The deep anger underlying these complaints focus on a perceived attempt to politicise performance tables. Many Heads feel they are controlled by the selective supply of information, though in theory they are autonomous – and can decide what qualifications are best for their students. In practice only a limited range of qualifications are allowed in Performance Tables, by an arbitrary process imposed with little consultation. The crucial floor target of 5 A*-C grades in GCSE or equivalent has long been felt to push schools to prioritise borderline C/D candidates above other students above or below the borderline. The Wolf report which removed many vocational equivalents from performance tables heightened the pressures on heads – the qualifications can be taken by schools, but are not recognised by the new tables, putting heads in a Catch 22 situation.
Feelings came to a head last autumn when Michael Gove announced that resits would be removed from the Performance Tables, only the first sitting of an exam counting. While this addressed a perceived Gaming culture in schools, this effectively stopped many schools entering students early for exams when they were felt to be ready to take them. This summer there was a 40% drop in entries for 15 year old students. Neither the decision, nor its outcome, had serious debate.
There is legitimate concern over ‘Gaming’ of qualifications, particularly the use of vocational equivalents. Alison Wolf’s report that vocational equivalents to GCSE were rarely equivalent and short changed students was widely accepted. She acknowledged, however, the role of floor targets and other government initiatives in turning schools into virtual examination factories and this continues.

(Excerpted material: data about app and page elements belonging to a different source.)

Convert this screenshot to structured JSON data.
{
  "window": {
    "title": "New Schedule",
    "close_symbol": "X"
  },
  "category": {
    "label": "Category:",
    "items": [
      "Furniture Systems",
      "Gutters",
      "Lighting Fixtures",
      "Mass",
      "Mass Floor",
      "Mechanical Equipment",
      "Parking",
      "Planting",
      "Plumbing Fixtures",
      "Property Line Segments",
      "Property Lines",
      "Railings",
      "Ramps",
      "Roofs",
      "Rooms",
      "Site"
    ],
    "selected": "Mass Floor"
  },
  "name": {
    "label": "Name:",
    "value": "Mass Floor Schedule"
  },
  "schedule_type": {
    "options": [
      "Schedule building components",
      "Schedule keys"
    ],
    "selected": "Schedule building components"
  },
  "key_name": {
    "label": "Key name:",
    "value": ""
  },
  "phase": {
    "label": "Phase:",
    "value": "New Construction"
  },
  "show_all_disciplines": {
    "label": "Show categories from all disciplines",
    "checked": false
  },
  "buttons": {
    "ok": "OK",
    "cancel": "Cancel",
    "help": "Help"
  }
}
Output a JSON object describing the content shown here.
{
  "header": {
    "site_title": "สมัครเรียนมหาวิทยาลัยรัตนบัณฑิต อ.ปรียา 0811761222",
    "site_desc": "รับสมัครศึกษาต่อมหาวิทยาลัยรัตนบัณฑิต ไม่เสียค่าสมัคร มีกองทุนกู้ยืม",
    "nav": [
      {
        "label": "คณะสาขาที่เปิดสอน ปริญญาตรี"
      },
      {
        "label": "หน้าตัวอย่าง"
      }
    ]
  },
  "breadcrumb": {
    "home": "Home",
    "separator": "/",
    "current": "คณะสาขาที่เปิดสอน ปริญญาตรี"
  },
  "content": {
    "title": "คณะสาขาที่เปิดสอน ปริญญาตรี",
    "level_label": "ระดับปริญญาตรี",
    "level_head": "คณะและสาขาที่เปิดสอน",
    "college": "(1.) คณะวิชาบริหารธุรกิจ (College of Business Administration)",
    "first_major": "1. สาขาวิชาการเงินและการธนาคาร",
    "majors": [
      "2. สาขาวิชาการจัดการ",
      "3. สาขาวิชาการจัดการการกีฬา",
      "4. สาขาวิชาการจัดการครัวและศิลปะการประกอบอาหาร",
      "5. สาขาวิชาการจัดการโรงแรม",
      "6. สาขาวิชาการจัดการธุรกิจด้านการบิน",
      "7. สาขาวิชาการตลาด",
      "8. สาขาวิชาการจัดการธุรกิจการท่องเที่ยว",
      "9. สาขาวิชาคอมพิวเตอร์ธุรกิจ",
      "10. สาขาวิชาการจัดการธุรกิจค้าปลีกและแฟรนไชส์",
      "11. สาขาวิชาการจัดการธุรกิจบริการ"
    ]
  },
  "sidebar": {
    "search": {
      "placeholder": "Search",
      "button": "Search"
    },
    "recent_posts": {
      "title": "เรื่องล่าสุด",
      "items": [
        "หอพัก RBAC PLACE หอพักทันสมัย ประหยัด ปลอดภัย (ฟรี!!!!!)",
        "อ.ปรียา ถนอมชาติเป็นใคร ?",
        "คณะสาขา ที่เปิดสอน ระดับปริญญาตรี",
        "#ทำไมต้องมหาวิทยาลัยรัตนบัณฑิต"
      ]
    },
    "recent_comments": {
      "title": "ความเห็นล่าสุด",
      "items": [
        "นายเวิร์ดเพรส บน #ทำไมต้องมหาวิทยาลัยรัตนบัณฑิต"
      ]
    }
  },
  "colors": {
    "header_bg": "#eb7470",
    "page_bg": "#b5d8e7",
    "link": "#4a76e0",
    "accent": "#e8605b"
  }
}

But early entry and repeats are not Gaming, though they can be abused. Since the start of the current exam system in 1951, students have been allowed to take exams early. Resits have also been part of the culture. For some students early entry is highly desirable if they are ready to achieve. In mathematics and music in particular, some students are well able to cope and it is wrong to hold them back. However the practice of entering students on mass for early exams is dubious.
Resitting exams is less dubious, and for me resitting was a career saver. When I took my O Levels in 1963, the only exam I failed was German. This was serious as a language pass was vital for university entrance, so my school allowed me to study and resit in the Lower Sixth. I then failed a second time. By this time I was entering the second year of A level study and the Head took my failure as a personal challenge. He laid on one to one tuition, I achieved a pass at the third time of asking, and off I went to university. I owe my career to that decision.
The role of schools and colleges is to achieve results. This should not be at the expense of a broad education. But if it takes extra effort to get the students the grades they need, why should this be penalised? Whatever the prospects of a system of alternative performance tables, there is no doubt Russell Hobby is right – the current system is a sledgehammer to crack the system. Gaming is illegitimate, but the measures in this place are indefensible. It is time to ask what interests the current performance tables serve.